This criticality of the context is not the data issue, but the way data was used. Cambridge used the data records of 50 Million Americans to have a premeditated psychological influence by false Facebook ‘advertising.’ Posts were targeted at potential voters precisely targeting their vulnerabilities.
A data breach is when someone who is not authorized to handle specific information obtains access to that information. It’s a non-trivial failure of the security measures a responsible company or reasonable individuals would have in place. It implies wrongdoing, it implies malice, it implies a victim/attacker relationship.
But when data is harvested and used with the unknowing opt-in of thousands of people, that’s not a breach. There are no hackers here; just people who knew how to use freely-given personal data to manipulate not very technically astute people to some political end.
Data breaches are being revealed for years now. Interestingly, no one hacked into Facebook’s servers exploiting a bug, like hackers stole the personal data of more than 140 million people from Equifax. No one tricked Facebook users into giving away their passwords and then stole their data, like Russian hackers broke into the email accounts through phishing emails.
Facebooks has become a massive data collection machine with 2.2 billion active users, but almost having no guardrails on how they are used. Facebook allowed a third-party to implement an application for the sole purpose of gathering user’s data. Furthermore, Facebook is aware about this issue for more than two years, and only now they acknowledging their mistakes once it has been made public.
The Facebook story rang a similar tune to a story from September about Tinder harvesting user data as well. Judith Duportail requested Tinder to send all of the personal data they have stored for her. They sent back 800 pages containing her deepest, darkest secrets, things she didn’t even know she preferred. It is another perfect example of how social media apps will harvest any personal data they can to sell and make a profit.
Big data breaches are unsettling given the power tech titans now exercise. How to rein them in is a huge challenge. A good example is Facebook, that offers its service free, but people then entrust it with every detail of their lives. It’s a myth that users own the data and content they post on Facebook, and control how it’s shared. The reality differs. Facebook will flog the data to enrich itself, which the Cambdrige Analytica case clearly demonstrates.

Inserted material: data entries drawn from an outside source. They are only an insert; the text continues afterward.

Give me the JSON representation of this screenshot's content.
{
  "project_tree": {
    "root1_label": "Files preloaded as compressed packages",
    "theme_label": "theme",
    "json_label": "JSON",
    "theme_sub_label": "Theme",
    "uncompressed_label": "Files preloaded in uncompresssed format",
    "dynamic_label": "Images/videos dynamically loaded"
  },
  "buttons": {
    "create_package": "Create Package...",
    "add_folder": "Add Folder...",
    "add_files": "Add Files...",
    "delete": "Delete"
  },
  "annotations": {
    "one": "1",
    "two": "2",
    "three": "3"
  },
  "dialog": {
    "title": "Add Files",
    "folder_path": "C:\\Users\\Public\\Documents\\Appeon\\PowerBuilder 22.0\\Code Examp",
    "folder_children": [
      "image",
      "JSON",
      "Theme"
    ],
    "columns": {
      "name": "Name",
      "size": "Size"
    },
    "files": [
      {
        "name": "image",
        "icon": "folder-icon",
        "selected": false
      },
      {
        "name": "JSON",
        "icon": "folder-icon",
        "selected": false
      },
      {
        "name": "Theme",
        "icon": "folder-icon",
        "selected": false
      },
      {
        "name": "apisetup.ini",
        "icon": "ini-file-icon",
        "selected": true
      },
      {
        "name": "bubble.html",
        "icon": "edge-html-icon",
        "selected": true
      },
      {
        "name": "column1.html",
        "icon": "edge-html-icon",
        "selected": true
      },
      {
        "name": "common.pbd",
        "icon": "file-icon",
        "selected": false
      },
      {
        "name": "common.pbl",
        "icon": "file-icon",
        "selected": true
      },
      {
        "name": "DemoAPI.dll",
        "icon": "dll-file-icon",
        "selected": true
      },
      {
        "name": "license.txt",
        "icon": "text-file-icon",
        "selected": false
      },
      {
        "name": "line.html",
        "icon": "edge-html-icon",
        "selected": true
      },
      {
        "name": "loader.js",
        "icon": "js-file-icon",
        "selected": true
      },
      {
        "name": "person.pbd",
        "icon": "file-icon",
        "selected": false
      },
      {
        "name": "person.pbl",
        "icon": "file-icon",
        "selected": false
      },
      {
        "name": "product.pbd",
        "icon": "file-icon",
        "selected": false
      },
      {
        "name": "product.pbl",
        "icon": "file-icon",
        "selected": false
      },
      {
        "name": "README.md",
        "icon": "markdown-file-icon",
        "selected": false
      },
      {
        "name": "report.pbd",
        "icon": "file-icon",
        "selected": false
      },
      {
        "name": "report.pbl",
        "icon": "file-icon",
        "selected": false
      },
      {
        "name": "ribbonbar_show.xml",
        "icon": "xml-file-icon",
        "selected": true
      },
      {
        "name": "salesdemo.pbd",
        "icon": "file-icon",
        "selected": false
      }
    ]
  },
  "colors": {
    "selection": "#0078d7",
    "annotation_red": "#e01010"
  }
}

In this context, the laws like GDPR may play a good role. The users can request any large service provider in the world (who has any connection with the EU whatsoever which is everyone) to obliterate your data forever and they must oblige. Or you can request your data to be handed to you in a “portable” format that you can take with you.
Beyond GDPR there is more that the consumer needs to take control of. In the case of Facebook, this is limiting what 3rd party apps have access to. And this can be confusing with apps constantly “complaining” that they will not work properly without access to body sensors, contacts or the camera. And the user needs to ultimately start with a point of zero-trust—turn off all access—and then test for themselves how the app behaves and then gradually turn on permissions as needed.
It is not in reality but hitting the easy button will have consequences of the “analytica” kind. And then we will act outraged when it happens.
We are in a journey where the privacy boundaries are going to be constantly tested. Expecting the platform vendors to suddenly start doing the “morally” right thing is too naïve. Consumers need to be savvier and assume extreme ownership of their own data. GDPR provides the framework, it is our duty to exercise it.
Stay safe, secure and do due diligence before making your personal data public through social media.